Turkish Prime Minister, Recep Tayyip Erdogan, right, is welcomed by Iranian Vice-President Mohammad Reza Rahimi, during an official welcoming ceremony in Tehran, Iran, Wednesday, March 28, 2012. AP photo
Iran's about-face on Turkey hosting its nuclear talks with world powers reveals Tehran's growing irritation with Ankara's policies seen as increasingly anti-Iranian, analysts and diplomats say.
Several Iranian officials announced on Wednesday that Baghdad or Beijing could hold the meeting due April 13 and 14, instead of Istanbul which was initially proposed by Tehran.
While Iran's foreign ministry kept vague about the issue, several Iranian politicians justified the shift by Turkey's support for the opposition in Iran's main regional ally Syria.
"Turkey is now excluded," Aladin Borujerdi, the head of the Iranian parliament's foreign affairs commission, told the Iranian channel Al-Alam.
"Taking into account the extremist and illogical position of Turkey on Syria... Turkey has de facto lost any competence to host the meeting," he said.
Turkey has, for the past two years, acted as an intermediary between Iran
and world powers on the nuclear issue. But its position on Syria has been poisoning bilateral relations for several months now.
Tehran little appreciated comments by Turkish Deputy Prime Minister Bulent Arinc, who in February lambasted Iran's silence over the repression in Syria by questioning whether the Islamic republic was "worthy of being called Islamic." But Iran's leaders seem particularly irked by an international "Friends of Syria" conference held in Istanbul last week that supported regime change in Damascus as a way of ending a year-long uprising that has cost more than 9,000 lives according to the United Nations.
Such was the criticism from Tehran that Ankara
on Wednesday summoned the Iranian ambassador to protest formally.
"The main challenge in the relations between Iran
and Turkey is Syria," underlined on Thursday the Iranian newspaper Tehran Emrouz, seen as close to the ruling circles.
The view was underlined by Irannuc.ir, a website also close to Iranian authorities that regularly defends Tehran's atomic programme.
"Turkey's bias and animosity towards Syria are the principal reason" for Istanbul being dropped as the preferred venue for the nuclear talks, it said.
But there are other reasons for the chill creeping over ties between the neighbouring countries.
Last week, Turkey's chief oil company announced it was cutting Iranian oil imports by 20 percent, falling into line with Western sanctions.
According to Iranian economic officials, some Turkish banks have also started to distance themselves from Iran, particularly when it comes to processing oil payment transactions.
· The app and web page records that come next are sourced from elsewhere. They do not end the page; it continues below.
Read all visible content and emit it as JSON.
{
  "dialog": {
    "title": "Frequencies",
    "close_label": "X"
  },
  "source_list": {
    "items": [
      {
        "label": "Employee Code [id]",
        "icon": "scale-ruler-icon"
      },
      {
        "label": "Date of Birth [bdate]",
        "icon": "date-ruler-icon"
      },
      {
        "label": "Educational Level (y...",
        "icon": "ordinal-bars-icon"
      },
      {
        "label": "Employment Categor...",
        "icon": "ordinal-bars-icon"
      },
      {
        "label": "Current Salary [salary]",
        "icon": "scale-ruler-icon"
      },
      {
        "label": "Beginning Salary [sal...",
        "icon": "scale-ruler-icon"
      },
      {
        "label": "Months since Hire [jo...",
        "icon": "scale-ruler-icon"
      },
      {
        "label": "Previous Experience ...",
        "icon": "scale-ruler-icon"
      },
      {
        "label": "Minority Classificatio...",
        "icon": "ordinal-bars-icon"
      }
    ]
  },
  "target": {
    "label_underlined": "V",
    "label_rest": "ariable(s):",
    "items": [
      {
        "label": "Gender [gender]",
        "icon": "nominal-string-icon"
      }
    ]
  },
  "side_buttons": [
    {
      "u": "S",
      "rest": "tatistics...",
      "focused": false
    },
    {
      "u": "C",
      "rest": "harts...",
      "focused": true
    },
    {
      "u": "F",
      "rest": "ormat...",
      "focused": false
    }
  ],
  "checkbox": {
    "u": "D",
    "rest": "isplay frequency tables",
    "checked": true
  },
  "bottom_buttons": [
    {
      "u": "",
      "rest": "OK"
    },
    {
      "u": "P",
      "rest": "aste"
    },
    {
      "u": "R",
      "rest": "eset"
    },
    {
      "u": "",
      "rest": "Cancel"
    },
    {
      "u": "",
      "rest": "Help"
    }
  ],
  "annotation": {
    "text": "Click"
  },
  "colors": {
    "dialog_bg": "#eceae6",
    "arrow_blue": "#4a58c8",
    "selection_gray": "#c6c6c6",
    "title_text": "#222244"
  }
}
Turkey, additionally, has since the beginning of the year tightened up visa restrictions on visiting Iranians, notably tourists and students, several corroborating sources said.
Tabnak, a conservative website in Iran, on Thursday blasted "Turkey's anti-Iranian efforts and progressive alignment with Western sanctions." It also lashed out at Turkey's policy in Iraq that is seen as hostile to Baghdad's Shiite-dominated government.
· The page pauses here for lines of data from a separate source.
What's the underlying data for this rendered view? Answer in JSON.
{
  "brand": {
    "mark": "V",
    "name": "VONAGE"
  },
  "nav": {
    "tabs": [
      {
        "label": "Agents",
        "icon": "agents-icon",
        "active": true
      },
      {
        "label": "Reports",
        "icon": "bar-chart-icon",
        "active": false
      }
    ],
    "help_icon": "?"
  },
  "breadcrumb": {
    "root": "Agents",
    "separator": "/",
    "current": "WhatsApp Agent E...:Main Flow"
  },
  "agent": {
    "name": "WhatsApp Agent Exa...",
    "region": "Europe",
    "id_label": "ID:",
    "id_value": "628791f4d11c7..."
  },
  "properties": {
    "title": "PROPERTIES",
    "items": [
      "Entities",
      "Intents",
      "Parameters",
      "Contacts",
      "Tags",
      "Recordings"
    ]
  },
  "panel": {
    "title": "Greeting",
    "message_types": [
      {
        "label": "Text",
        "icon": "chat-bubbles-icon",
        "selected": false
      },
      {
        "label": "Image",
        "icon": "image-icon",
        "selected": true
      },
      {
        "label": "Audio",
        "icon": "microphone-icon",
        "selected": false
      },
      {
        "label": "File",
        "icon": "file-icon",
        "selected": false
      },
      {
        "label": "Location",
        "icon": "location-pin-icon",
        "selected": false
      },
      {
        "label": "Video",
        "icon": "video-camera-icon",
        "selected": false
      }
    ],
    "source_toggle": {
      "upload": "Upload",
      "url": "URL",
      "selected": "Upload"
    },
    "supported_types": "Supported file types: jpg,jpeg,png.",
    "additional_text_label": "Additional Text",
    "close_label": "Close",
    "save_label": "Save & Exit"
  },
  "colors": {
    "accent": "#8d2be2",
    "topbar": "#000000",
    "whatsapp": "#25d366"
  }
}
Further, several European diplomats in Tehran say, Iran
remains irritated by Turkey's agreement to install parts of a NATO
anti-missile shield on its territory.
That system, aimed at defending Europe
from Iranian missiles, created a sharply-worded dispute last November between the two countries.
A similar anti-missile system the United States is promoting for Iran's Gulf neighbours has upped unease in Tehran, which on Wednesday warned against the Arab states participating in such an "American-Zionist project".